These men weren't the kind of amateur, live-breathe-and-eat the sport athletes that convene at the Olympics today. They were ordinary tradesmen in the ancient Greek world -- a mass of land that stretched from the Black Sea to Spain. Every four years, they trekked to Olympia to gain honor, political clout and social status through athletic victory.

These games were certainly about winning, but that wasn't their primary purpose. They were founded to build diplomacy across the Greek world and to honor the greatest of the Greek gods: Zeus.

While the first official games were held in 776 B.C., their origins stretch even further back. According to one myth, the very first games occurred during a battle between Zeus and Cronus, when the two gods fought for control as chief of the gods (Zeus won). Some time later, a demigod named Herakles held a festival of athletic events to honor Zeus for granting him military victory over the city-state of Elis.

What's the reason for these legends? Well, there's not a whole lot of information about the first Olympics. What we know about them comes from a few archaeological relics and the accounts of ancient travelers like Pausanias and the treatises of some early thinkers, such as Herodotus and Pliny.

Dicey as the details may be, the picture we have of the earliest Olympics reminds us of the games' real meaning. A fragmented world needed something to unify it, and a little healthy competition was just the thing. Not that these games were perfect -- there were scandals, sabotage and plenty of over-greased, over-confident men in the ancient stadiums. What were the stakes? Who stood to gain the ultimate victory, and whose bitter losses turned them into the laughingstocks of their city-states? And what caused some spectators to be thrown to their deaths off mountain-tops?

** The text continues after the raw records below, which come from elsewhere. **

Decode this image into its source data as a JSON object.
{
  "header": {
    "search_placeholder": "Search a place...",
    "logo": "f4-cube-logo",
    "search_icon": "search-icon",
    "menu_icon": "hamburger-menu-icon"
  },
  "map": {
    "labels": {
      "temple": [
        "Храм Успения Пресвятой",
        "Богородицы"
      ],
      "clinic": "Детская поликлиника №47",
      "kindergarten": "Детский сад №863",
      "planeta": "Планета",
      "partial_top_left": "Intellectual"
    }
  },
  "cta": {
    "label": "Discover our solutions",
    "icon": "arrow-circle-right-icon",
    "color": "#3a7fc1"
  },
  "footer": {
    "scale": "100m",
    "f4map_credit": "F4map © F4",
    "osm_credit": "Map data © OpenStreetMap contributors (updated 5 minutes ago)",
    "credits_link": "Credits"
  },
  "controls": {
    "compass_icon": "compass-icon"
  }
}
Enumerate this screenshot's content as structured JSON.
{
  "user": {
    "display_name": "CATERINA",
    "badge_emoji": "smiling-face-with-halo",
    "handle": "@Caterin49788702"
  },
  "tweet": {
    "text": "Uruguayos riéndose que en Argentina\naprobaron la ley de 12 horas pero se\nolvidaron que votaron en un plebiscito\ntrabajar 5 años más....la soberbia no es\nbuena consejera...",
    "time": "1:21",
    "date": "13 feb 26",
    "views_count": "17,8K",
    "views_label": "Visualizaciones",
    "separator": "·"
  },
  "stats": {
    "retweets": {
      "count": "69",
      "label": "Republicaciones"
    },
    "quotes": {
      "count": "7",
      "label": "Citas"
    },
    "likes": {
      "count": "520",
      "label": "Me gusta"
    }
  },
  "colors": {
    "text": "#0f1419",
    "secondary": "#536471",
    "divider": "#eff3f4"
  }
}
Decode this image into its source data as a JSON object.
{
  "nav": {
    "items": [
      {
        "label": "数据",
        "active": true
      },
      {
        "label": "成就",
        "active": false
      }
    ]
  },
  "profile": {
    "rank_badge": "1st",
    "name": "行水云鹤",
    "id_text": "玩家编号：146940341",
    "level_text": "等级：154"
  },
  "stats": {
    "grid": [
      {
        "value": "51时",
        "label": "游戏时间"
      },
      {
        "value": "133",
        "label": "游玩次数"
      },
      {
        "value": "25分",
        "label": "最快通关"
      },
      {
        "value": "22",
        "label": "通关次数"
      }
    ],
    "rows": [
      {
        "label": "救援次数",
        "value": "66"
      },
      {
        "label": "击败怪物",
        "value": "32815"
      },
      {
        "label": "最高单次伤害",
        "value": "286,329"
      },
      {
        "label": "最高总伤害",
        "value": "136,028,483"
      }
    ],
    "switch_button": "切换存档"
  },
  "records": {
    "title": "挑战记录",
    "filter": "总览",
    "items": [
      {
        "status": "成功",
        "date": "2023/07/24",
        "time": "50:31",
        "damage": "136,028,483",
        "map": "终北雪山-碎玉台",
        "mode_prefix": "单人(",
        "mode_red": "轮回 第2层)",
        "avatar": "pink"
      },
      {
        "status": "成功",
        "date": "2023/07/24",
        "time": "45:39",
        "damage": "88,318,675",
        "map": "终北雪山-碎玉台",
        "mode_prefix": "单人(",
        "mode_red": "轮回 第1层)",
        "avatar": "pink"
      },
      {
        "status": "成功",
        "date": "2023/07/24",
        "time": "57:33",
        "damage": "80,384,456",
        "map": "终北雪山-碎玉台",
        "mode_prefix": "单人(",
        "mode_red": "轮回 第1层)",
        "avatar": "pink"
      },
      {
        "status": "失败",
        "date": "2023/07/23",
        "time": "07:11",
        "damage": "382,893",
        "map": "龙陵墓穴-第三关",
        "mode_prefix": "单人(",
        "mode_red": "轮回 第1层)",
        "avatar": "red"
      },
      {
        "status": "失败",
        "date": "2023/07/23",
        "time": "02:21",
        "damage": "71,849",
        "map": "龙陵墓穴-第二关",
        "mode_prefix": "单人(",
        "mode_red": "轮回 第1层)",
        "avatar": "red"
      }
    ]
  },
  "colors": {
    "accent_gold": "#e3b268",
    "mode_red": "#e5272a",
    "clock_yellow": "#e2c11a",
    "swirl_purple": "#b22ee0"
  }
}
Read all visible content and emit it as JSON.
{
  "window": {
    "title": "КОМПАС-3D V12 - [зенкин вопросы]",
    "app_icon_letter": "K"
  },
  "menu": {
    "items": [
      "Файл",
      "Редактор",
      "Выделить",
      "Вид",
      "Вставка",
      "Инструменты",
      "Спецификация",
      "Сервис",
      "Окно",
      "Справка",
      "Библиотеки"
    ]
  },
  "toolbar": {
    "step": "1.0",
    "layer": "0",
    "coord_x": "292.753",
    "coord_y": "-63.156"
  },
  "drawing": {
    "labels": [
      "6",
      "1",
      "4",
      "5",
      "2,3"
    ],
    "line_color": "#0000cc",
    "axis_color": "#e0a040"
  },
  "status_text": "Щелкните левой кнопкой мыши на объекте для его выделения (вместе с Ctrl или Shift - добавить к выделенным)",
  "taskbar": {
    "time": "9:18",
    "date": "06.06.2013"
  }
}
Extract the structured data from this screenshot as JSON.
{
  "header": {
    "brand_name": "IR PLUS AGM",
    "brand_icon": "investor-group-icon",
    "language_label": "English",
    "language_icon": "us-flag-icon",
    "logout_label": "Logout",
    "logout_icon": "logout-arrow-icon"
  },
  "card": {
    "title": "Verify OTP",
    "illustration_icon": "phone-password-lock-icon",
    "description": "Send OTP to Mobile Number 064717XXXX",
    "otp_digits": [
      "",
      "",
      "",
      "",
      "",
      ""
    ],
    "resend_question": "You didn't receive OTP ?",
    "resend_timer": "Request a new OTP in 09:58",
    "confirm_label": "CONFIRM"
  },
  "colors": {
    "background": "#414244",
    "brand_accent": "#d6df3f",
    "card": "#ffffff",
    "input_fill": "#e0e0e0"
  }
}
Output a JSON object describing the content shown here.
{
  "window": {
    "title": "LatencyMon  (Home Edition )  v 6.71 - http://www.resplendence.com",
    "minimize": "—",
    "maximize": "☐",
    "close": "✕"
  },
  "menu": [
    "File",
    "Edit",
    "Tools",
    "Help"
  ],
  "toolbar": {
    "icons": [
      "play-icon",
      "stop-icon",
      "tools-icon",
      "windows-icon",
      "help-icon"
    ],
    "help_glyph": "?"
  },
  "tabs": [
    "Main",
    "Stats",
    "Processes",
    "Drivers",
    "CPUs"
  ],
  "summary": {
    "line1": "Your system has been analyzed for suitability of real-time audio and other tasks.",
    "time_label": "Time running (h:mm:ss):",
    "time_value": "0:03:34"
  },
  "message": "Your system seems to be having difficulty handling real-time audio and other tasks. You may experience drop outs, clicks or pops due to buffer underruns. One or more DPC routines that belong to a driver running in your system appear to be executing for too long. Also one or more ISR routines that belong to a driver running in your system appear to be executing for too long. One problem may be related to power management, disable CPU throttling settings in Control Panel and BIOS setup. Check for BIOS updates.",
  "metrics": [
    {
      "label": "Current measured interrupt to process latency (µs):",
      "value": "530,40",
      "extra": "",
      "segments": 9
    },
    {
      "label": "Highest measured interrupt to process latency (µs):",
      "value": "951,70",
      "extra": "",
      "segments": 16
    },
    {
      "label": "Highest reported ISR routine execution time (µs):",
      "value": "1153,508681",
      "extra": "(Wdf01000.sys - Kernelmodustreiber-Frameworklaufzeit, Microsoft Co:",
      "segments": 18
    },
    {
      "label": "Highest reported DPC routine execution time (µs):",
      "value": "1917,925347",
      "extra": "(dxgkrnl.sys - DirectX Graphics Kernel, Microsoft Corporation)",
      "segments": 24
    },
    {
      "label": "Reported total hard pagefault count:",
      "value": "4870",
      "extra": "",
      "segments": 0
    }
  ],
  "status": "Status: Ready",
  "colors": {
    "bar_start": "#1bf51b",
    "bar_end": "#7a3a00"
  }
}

On the next page, we'll take a look at Pelops, the legendary man behind it all.